It’s 3:00 a.m., and you get a call from the security guard in a panic because the building has flooded, the water keeps rushing in, and there is no valve to shut it off! Nope, we’re not talking about a waterline break; we’re talking about your storm sewer backing up.
Storm drain inspections are a crucial part of keeping storm systems operating at optimal levels. You wouldn’t drive your car on a trip without checking your oil, would you? Sure, the majority of the time, you can get by without an issue, but when something happens, it’s usually bad! Do you know what kind of shape your storm and sanitary drains are in today? Imagine your building flooding and then stopping to think to yourself, “This could have been prevented with an inspection/cleaning.” If you have ever been through a storm drain flood, you know it’s unlike any other emergency. Why, you ask? Because Mother Nature controls the flow, and she says when it stops!

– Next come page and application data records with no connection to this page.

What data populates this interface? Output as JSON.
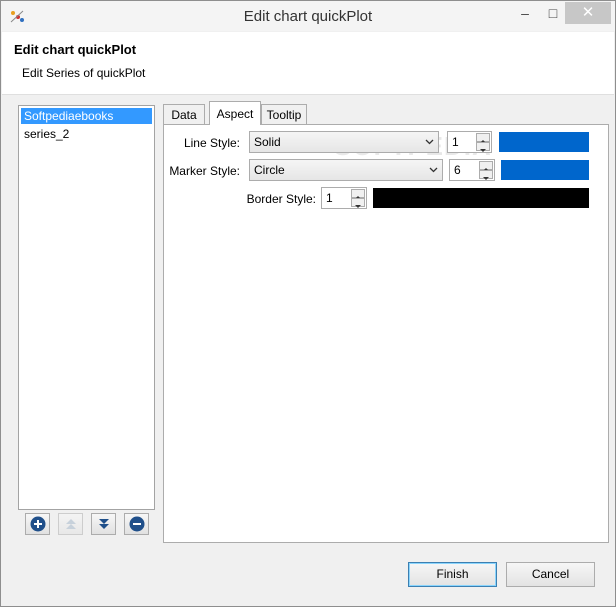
{
  "window": {
    "title": "Edit chart quickPlot",
    "minimize_symbol": "–",
    "maximize_symbol": "□",
    "close_symbol": "✕"
  },
  "header": {
    "title": "Edit chart quickPlot",
    "subtitle": "Edit Series of quickPlot"
  },
  "series_list": {
    "items": [
      "Softpediaebooks",
      "series_2"
    ],
    "selected_index": 0
  },
  "list_buttons": {
    "icons": [
      "add-icon",
      "move-up-icon",
      "move-down-icon",
      "remove-icon"
    ]
  },
  "tabs": [
    {
      "label": "Data"
    },
    {
      "label": "Aspect"
    },
    {
      "label": "Tooltip"
    }
  ],
  "active_tab": "Aspect",
  "aspect": {
    "line_style": {
      "label": "Line Style:",
      "value": "Solid",
      "width": "1",
      "color": "#0066cc"
    },
    "marker_style": {
      "label": "Marker Style:",
      "value": "Circle",
      "size": "6",
      "color": "#0066cc"
    },
    "border_style": {
      "label": "Border Style:",
      "width": "1",
      "color": "#000000"
    }
  },
  "watermark": "SOFTPEDIA",
  "footer": {
    "finish_label": "Finish",
    "cancel_label": "Cancel"
  }
}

There usually are three types of Inspections/Cleanings—two out of the three can be scheduled, and the last is the one we all dread…The Emergency! But do not panic yet because this one can often be prevented with a simple scheduled inspection. Let’s take a look at the most typical inspections.
- New Construction – This inspection is usually done after all construction has ended. This helps identify any debris or sediment that has accumulated in the system during the construction phase.
- Routine Maintenance – This inspection usually occurs annually. It can help determine the storm sewer system’s integrity, including cracks, roots, foreign debris build-up, washouts, and collapsed lines. This is by far the most critical inspection for preventing the third inspection.
- The Emergency – Similar to the routine maintenance, only now it has probably caused flooding, property damage, and possibly interrupted your sleep or vacation!
Did you Know…
“The City of Atlanta Code Ordinance requires that property owners ensure stormwater management facilities installed on their property be properly maintained and functioning as designed (Code Sec.74517). All stormwater management facilities permitted and constructed are required to have an inspection and maintenance agreement recorded in the deed records for the property. Such agreements must include an appropriate operation and maintenance plan which provides for an annual inspection to be performed by a qualified inspector, who has a Level ll Georgia Soil and Water Conservation Commission Specialist certification.”
McKenney’s is fully equipped and certified to inspect, document, repair, and clean all your storm and wastewater systems. We have the capability to pressure wash and hydrovac catch basins and lift stations. Give us a call to schedule your inspection today, and let the sound of the rain put you to sleep instead of keeping you awake!